PhD Program in Ecology

Completing a PhD research project in the joint University of Zurich (UZH) and Swiss Federal Institute of Technology (ETH) Zurich, PhD Program in Ecology, in one of the internationally acclaimed research groups, enhances a student’s PhD experience. Students of this program are enrolled at either the UZH or the ETH. The program offers research training in the interdisciplinary field of ecology, general skills training for academic and non-academic excellence, and opportunities to interact with other doctoral students. The program includes a curriculum of at least 12 ECTS credits, teaching experience, and is usually completed within three to four years (full-time). It offers yearly graduate schools, courses on subject specific matters and on methods that are of direct use to the work of doctoral students. Additional courses on transferable skills prepare students for professional life, whether this is in an academic institution or not. Research seminars foster international collaborations and the exchange of experiences among doctoral students and experts from different fields of ecology.


A year of leaf litter dynamics in headwater catchments.
Eva Cereghetti


Leaf litter in a tributary of Lake Constance © Eva Cereghetti

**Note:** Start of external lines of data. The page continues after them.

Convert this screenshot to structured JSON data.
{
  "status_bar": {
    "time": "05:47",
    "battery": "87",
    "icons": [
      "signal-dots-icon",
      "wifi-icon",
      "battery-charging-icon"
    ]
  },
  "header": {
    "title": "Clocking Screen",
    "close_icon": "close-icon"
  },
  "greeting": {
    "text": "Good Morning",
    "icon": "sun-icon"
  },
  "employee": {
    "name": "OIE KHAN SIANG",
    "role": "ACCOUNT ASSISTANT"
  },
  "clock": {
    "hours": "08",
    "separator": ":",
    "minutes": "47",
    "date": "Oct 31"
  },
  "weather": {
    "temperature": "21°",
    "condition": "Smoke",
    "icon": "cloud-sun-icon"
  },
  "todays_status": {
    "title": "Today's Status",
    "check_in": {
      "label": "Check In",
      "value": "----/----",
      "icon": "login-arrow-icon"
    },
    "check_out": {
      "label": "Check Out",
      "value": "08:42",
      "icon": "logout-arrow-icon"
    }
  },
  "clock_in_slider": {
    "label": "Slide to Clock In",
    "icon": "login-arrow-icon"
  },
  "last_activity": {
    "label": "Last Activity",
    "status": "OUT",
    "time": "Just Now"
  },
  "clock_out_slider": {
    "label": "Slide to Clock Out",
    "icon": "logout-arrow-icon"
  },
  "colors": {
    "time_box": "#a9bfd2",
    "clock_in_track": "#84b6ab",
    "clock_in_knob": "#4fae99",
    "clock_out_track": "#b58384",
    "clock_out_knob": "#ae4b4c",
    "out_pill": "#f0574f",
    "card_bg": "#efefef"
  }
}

Leaf fall is often a symbol of seasonal change, a sign that the growing season has come to an end and winter is just around the corner. For small streams, leaf fall represents a fundamental input: nutrients. Especially within forests, where algal growth in streams is limited due to the lack of direct sunlight, streams and their communities rely heavily on leaf litter to provide carbon, nitrogen, phosphorous and other nutrients necessary for growth and survival. Within the Altermatt Lab, Eva Cereghetti is researching the dynamics of leaf litter in freshwater streams. She is investigating how this dead organic material enters the aquatic system and is (re)cycled through the shredding activity of amphipods, small crustaceans with a central role in freshwater habitats. The focus of the research aims to expand the temporal scale at which these processes are investigated. Rather than concentrating on the autumn season (i.e. the peak input period), empirical data to describe leaf litter dynamics is being collected throughout a full year, to ultimately shed light on the importance of this material and energetic flow across the different seasons.


Photography for Scientists
Science and science communication rely heavily and extensively on photography. In this course organised by the PhD Program in Ecology, student scientists were taught how to be more "visually literate", empowering them to more effectively communicate their science.

Filmmaking for Scientists
In this course organised by the PhD Program in Ecology, students learnt how to prepare their own documentary films, including how to deal with camera and lighting, screenwriting/storyboard and film editing. At the end of the workshop, the PhD students prepared a short documentary film.